*** INFORMATION SHOWN ***

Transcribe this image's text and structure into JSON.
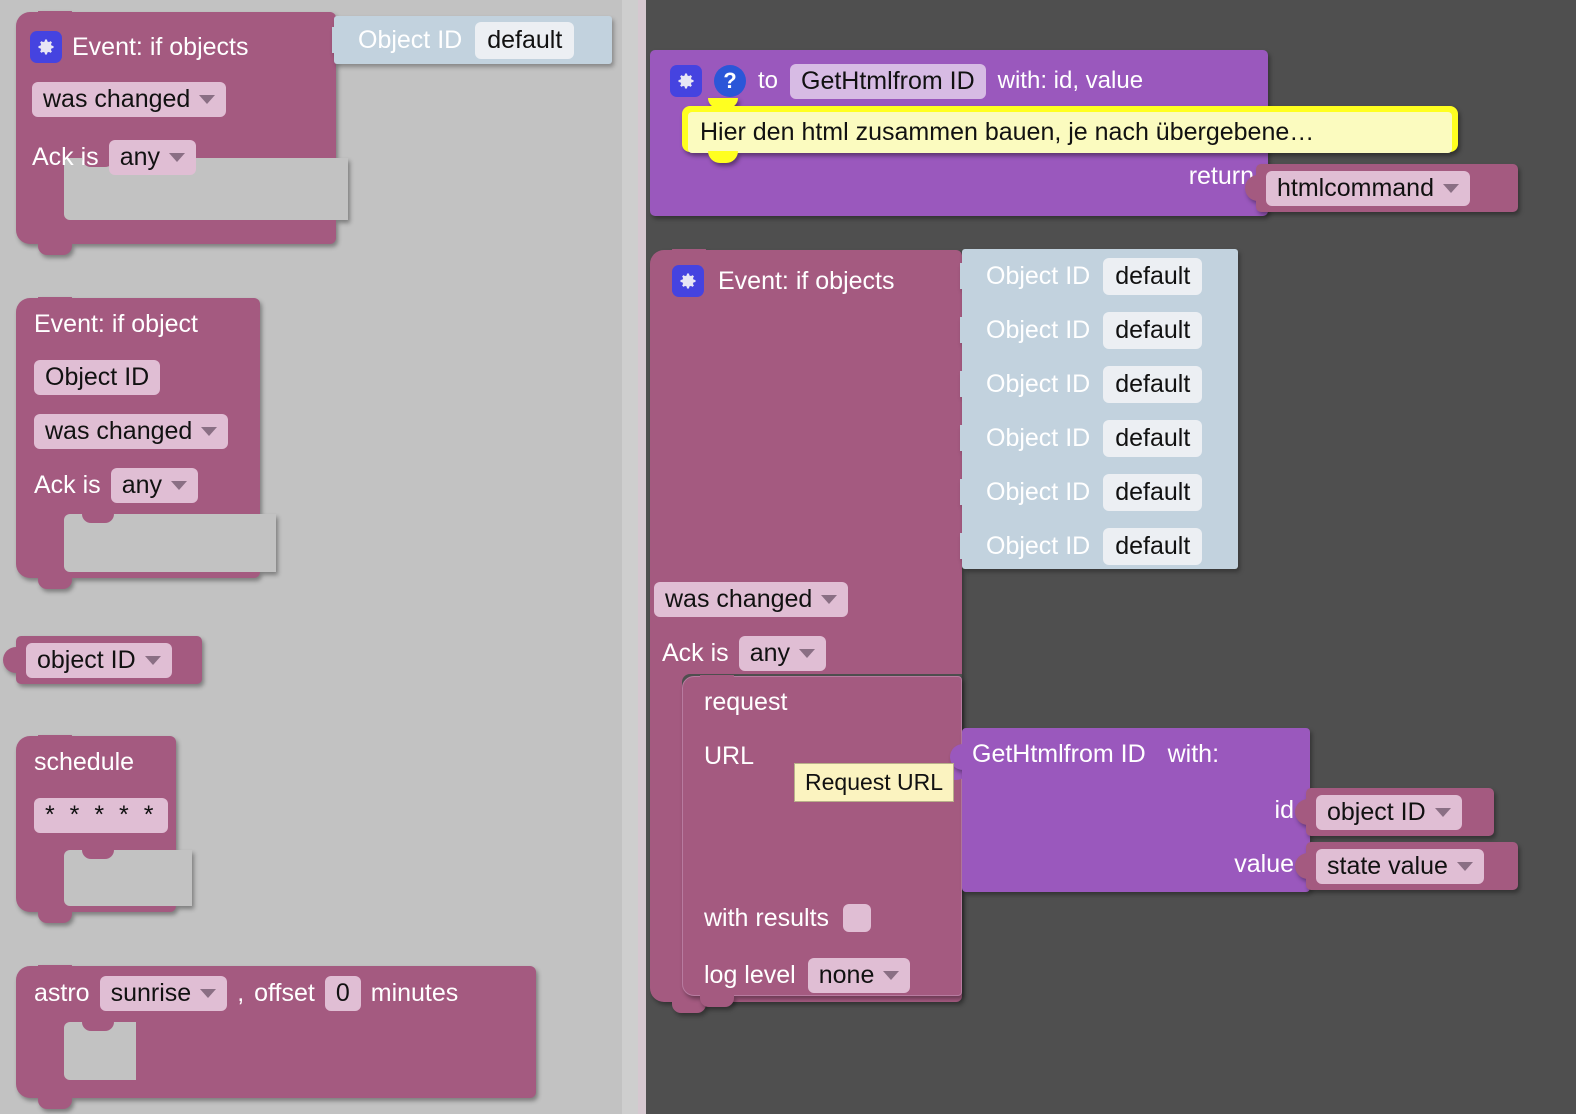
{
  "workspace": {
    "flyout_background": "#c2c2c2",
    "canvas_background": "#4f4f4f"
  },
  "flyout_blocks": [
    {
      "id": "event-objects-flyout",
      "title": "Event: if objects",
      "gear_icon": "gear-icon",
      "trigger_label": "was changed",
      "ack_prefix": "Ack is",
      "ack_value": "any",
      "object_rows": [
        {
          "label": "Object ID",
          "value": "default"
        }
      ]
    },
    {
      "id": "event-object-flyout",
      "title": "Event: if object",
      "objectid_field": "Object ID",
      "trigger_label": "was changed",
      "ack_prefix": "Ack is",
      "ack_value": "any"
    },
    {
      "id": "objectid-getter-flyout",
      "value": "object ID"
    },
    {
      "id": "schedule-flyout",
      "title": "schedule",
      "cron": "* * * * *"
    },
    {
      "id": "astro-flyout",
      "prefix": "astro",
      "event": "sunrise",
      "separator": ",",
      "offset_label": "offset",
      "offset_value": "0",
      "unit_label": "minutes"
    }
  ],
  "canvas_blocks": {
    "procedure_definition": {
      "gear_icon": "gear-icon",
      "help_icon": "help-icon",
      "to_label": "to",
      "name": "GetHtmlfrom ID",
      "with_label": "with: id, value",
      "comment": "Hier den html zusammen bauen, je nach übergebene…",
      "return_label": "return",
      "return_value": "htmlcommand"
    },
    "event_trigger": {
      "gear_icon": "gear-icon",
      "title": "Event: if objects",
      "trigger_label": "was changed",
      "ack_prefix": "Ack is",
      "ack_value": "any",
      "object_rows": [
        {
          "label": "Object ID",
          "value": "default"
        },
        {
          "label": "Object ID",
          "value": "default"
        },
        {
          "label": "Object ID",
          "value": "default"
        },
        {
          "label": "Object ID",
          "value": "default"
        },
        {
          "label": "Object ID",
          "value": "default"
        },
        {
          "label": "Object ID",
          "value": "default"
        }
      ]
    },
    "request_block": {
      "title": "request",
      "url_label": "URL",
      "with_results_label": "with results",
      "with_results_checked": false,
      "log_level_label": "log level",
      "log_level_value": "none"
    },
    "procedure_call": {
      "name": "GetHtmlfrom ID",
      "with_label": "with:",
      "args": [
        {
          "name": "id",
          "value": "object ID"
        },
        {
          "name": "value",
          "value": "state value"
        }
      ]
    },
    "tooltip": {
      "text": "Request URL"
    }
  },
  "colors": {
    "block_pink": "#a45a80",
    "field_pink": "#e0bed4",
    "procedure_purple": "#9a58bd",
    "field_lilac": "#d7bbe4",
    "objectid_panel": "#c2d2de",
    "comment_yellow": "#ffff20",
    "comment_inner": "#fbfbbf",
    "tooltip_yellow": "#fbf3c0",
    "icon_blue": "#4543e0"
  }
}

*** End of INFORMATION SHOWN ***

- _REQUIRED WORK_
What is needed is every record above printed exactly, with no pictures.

- _OUTPUT BELOW_
Transcribe this image's text and structure into JSON.
{
  "workspace": {
    "flyout_background": "#c2c2c2",
    "canvas_background": "#4f4f4f"
  },
  "flyout_blocks": [
    {
      "id": "event-objects-flyout",
      "title": "Event: if objects",
      "gear_icon": "gear-icon",
      "trigger_label": "was changed",
      "ack_prefix": "Ack is",
      "ack_value": "any",
      "object_rows": [
        {
          "label": "Object ID",
          "value": "default"
        }
      ]
    },
    {
      "id": "event-object-flyout",
      "title": "Event: if object",
      "objectid_field": "Object ID",
      "trigger_label": "was changed",
      "ack_prefix": "Ack is",
      "ack_value": "any"
    },
    {
      "id": "objectid-getter-flyout",
      "value": "object ID"
    },
    {
      "id": "schedule-flyout",
      "title": "schedule",
      "cron": "* * * * *"
    },
    {
      "id": "astro-flyout",
      "prefix": "astro",
      "event": "sunrise",
      "separator": ",",
      "offset_label": "offset",
      "offset_value": "0",
      "unit_label": "minutes"
    }
  ],
  "canvas_blocks": {
    "procedure_definition": {
      "gear_icon": "gear-icon",
      "help_icon": "help-icon",
      "to_label": "to",
      "name": "GetHtmlfrom ID",
      "with_label": "with: id, value",
      "comment": "Hier den html zusammen bauen, je nach übergebene…",
      "return_label": "return",
      "return_value": "htmlcommand"
    },
    "event_trigger": {
      "gear_icon": "gear-icon",
      "title": "Event: if objects",
      "trigger_label": "was changed",
      "ack_prefix": "Ack is",
      "ack_value": "any",
      "object_rows": [
        {
          "label": "Object ID",
          "value": "default"
        },
        {
          "label": "Object ID",
          "value": "default"
        },
        {
          "label": "Object ID",
          "value": "default"
        },
        {
          "label": "Object ID",
          "value": "default"
        },
        {
          "label": "Object ID",
          "value": "default"
        },
        {
          "label": "Object ID",
          "value": "default"
        }
      ]
    },
    "request_block": {
      "title": "request",
      "url_label": "URL",
      "with_results_label": "with results",
      "with_results_checked": false,
      "log_level_label": "log level",
      "log_level_value": "none"
    },
    "procedure_call": {
      "name": "GetHtmlfrom ID",
      "with_label": "with:",
      "args": [
        {
          "name": "id",
          "value": "object ID"
        },
        {
          "name": "value",
          "value": "state value"
        }
      ]
    },
    "tooltip": {
      "text": "Request URL"
    }
  },
  "colors": {
    "block_pink": "#a45a80",
    "field_pink": "#e0bed4",
    "procedure_purple": "#9a58bd",
    "field_lilac": "#d7bbe4",
    "objectid_panel": "#c2d2de",
    "comment_yellow": "#ffff20",
    "comment_inner": "#fbfbbf",
    "tooltip_yellow": "#fbf3c0",
    "icon_blue": "#4543e0"
  }
}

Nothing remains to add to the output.